SUPPLIED MATERIAL
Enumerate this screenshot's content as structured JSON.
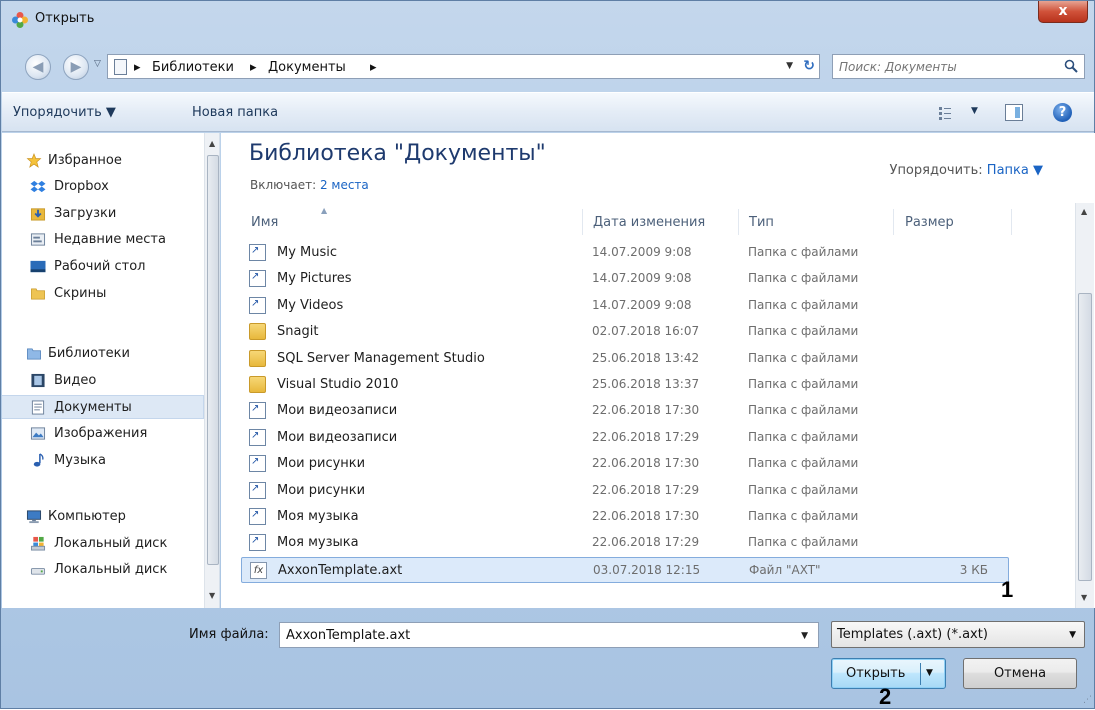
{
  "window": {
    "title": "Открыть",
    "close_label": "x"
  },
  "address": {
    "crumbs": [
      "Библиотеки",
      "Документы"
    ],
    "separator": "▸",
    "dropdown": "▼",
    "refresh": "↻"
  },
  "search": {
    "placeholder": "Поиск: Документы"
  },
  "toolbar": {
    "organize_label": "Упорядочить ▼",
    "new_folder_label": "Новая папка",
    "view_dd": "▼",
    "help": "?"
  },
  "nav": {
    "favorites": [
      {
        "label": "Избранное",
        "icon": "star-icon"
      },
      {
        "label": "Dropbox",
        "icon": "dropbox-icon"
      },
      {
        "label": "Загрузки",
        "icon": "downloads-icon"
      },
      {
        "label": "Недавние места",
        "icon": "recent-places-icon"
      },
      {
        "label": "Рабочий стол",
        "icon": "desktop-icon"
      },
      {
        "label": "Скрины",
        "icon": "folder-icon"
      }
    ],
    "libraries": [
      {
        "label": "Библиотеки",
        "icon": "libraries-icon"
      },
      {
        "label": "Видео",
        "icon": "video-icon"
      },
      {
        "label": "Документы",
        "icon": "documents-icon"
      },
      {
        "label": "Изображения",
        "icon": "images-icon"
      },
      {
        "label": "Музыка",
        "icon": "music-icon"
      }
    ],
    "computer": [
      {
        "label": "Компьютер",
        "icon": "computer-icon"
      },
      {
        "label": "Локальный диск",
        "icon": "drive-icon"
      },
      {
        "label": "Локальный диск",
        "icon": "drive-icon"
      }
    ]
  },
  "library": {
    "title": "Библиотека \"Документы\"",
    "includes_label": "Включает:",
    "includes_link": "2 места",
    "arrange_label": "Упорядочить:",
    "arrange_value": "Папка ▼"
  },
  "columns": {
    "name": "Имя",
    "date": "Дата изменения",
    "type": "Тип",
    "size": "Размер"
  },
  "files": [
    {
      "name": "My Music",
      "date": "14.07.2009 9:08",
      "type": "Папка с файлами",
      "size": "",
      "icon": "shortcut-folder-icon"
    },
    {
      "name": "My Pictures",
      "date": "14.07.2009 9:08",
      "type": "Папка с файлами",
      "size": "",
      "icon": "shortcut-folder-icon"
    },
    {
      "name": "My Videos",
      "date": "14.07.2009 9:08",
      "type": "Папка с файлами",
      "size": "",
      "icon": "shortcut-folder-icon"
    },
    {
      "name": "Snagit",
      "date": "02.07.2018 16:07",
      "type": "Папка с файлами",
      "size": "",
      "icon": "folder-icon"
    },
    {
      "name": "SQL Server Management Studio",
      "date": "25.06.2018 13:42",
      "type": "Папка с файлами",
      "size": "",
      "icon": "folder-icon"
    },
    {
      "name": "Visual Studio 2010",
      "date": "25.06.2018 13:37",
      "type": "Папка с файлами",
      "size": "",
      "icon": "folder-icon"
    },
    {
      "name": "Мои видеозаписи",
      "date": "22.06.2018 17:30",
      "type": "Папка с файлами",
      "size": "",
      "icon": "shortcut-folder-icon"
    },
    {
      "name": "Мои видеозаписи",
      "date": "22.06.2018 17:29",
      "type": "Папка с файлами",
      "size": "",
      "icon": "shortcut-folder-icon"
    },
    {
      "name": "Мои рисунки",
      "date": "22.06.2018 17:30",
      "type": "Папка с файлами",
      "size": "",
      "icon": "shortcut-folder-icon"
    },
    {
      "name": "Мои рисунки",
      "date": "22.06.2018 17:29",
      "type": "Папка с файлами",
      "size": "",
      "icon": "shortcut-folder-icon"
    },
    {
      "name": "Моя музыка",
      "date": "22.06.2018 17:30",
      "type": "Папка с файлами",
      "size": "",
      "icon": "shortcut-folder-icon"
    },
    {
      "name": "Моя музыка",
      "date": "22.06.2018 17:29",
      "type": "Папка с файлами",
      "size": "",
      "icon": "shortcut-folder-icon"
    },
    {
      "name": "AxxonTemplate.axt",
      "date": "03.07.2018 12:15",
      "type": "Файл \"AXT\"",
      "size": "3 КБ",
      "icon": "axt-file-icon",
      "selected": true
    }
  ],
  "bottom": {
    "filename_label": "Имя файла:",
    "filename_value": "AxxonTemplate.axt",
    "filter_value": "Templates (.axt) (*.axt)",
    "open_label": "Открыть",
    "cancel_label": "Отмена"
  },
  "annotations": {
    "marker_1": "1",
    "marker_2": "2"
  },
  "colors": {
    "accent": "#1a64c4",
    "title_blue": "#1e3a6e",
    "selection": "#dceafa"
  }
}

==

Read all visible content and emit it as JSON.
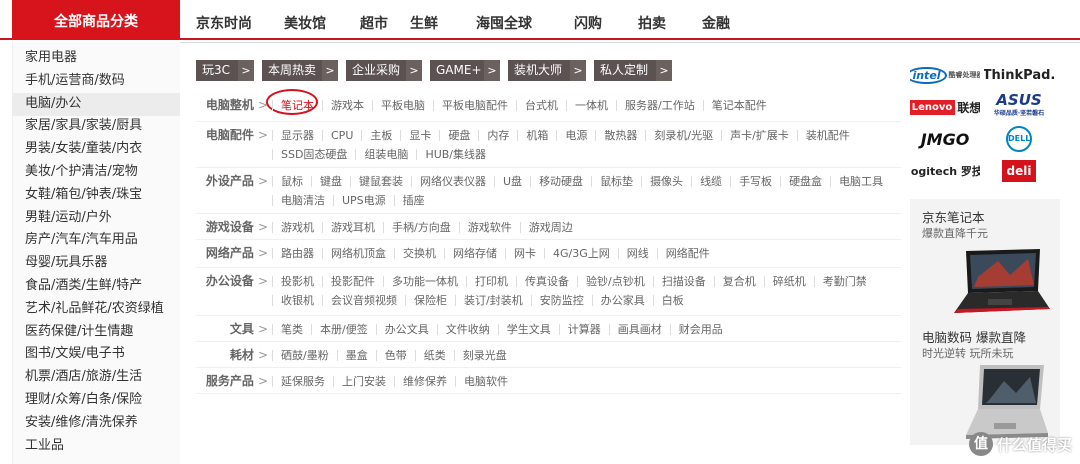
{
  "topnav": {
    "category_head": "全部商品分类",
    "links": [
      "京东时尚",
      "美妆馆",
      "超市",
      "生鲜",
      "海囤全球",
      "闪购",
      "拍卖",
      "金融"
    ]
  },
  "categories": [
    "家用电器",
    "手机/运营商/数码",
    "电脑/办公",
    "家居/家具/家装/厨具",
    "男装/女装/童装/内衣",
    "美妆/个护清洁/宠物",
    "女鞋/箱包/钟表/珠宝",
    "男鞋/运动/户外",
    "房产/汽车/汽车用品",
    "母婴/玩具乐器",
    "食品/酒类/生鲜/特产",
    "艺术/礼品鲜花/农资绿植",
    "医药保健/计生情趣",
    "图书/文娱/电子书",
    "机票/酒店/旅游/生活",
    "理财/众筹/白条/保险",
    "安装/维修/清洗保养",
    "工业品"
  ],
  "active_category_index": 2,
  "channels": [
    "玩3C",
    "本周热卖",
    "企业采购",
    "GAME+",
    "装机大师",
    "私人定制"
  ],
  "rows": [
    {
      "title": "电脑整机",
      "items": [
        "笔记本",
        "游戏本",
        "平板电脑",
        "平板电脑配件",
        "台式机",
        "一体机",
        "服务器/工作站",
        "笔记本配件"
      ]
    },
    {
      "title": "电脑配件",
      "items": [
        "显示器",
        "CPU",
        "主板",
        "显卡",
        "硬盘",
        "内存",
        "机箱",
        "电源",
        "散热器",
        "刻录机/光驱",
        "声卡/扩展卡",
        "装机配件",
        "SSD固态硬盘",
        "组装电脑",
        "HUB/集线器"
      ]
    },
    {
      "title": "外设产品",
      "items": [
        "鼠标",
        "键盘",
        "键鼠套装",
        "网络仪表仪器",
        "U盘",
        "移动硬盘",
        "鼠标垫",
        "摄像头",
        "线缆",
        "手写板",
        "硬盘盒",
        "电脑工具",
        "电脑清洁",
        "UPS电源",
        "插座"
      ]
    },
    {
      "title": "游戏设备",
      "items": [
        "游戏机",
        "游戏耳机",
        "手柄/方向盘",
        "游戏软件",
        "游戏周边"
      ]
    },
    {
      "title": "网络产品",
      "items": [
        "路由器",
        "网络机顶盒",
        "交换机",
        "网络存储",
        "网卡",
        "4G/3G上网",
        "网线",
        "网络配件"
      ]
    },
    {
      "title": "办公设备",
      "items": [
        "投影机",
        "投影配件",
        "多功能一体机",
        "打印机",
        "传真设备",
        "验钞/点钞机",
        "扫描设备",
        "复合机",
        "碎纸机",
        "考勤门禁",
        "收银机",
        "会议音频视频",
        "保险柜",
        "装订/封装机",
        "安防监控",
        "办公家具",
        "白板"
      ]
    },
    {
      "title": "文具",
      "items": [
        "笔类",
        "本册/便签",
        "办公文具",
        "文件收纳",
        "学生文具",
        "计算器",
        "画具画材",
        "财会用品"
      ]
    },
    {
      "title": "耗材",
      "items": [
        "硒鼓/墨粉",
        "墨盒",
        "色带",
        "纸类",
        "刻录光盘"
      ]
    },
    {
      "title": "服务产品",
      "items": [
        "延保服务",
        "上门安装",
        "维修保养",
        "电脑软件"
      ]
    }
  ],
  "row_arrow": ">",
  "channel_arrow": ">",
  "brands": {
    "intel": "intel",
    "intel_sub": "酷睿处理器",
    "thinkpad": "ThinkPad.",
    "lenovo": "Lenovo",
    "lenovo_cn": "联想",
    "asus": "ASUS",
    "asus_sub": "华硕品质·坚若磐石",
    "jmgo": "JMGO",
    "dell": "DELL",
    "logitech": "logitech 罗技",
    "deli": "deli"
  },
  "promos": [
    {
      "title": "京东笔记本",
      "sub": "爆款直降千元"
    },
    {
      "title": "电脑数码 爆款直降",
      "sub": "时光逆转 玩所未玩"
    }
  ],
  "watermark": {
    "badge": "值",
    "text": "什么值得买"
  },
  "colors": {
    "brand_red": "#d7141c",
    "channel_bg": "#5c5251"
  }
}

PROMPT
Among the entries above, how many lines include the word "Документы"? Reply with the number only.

OUTPUT OF THE TASK
4